Calls have been made for shorter days at Sanquhar Academy to “improve work-life balance” for both teachers and pupils.

Plans are under way to restructure the high school timetable across Dumfries and Galloway next year, with the same teaching timetable being applied across all 16 secondaries, rather than schools operating their own system.

The ‘curriculum transformation’ plans will also take into account the Scottish Government’s aim to reduce teacher contact time from 22.5 hours per week to 21 hours.

Dumfries and Galloway Council’s education chiefs ran a consultation between April and June this year, which asked teachers, parents, and pupils for their views on changes to the current timetable model.

One of the questions in the online survey asked: “To create an efficient timetable, many local authorities have moved to models where not all five days in school are the same format/length. What advantages, if any, do you think that could bring?”
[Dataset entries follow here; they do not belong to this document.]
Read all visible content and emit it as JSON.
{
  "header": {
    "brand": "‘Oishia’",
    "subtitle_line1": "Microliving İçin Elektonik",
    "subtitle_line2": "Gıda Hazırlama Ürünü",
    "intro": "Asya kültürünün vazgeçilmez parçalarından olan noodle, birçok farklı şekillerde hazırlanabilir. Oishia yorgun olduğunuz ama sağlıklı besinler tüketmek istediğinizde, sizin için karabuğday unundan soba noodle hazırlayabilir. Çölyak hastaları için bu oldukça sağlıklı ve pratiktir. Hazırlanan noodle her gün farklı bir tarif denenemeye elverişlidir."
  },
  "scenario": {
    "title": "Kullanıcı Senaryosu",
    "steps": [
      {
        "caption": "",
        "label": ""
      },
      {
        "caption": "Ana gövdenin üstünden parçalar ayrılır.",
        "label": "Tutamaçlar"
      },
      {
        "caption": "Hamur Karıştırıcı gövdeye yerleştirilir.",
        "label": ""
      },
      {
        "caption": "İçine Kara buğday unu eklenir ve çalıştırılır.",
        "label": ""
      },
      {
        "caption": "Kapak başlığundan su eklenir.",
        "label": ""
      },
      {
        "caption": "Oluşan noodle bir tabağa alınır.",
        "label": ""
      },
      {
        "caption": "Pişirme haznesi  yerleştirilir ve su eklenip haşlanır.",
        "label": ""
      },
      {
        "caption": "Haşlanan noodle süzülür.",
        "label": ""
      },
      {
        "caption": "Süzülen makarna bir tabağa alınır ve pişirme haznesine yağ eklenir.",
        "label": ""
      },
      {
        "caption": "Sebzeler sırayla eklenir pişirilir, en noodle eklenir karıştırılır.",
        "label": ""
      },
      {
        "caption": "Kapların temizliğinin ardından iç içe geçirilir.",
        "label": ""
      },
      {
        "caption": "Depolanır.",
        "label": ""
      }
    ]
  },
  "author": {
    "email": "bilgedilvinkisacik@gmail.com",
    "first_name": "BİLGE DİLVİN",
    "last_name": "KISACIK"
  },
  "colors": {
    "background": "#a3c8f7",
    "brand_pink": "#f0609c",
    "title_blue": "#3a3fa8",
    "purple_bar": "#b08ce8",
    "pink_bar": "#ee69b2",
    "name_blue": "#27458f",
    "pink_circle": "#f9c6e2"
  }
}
There were a total of 2,876 responses to the consultation overall. For this particular question above, there were 325 answers.

The most common responses to advantages in timetable changes included “greater flexibility in organizing school activities, meetings, and appointments”, along with a “more efficient timetable allocation, maximizing teaching time and allowing for tailored scheduling.”

Responses also included: “Improved work-life balance: shorter days leading to improved work-life balance for both staff and students.

“Longer weekends for staff and students, potentially reducing absenteeism and boosting morale.”

This timetable review comes at a time when overstretched staff are pleading for more learning assistant support, due to one in three pupils now requiring additional support needs.

When asked about disadvantages to changing the format and length of school timetable lessons, many respondents mentioned the importance of having a consistent daily routine for students, especially those who thrive on structure.

“Varying start and finish times could lead to confusion and make it challenging for students to adjust,” said the council report.

Several respondents also highlighted potential difficulties for parents and staff in arranging childcare when school days have different lengths. This could impact attendance and participation in extracurricular activities.

A report on the matter will be discussed at the council’s education committee next Thursday.

The document explains for councillors: “Currently, our secondary schools run their own timetable models. Some of these are efficient and others are not, meaning that there are instances where secondary staff are not able to be allocated their full 22.5 hours contact time.

“This means for learners who wish to network with other schools or join online virtual lessons there are almost always instances where a learner will have to miss part, or all, of an in-school class due to scheduling conflicts.”

The report also stated: “The move to one timetable model will seek to address differences in the options available in schools as well as present a recommended efficient timetable structure for use from August 2024.”

Councillors will be asked to agree in principle that all secondary schools moved to a uniform timetable structure from August 2024. A report will then come back to the November education committee with recommendations on how this should look.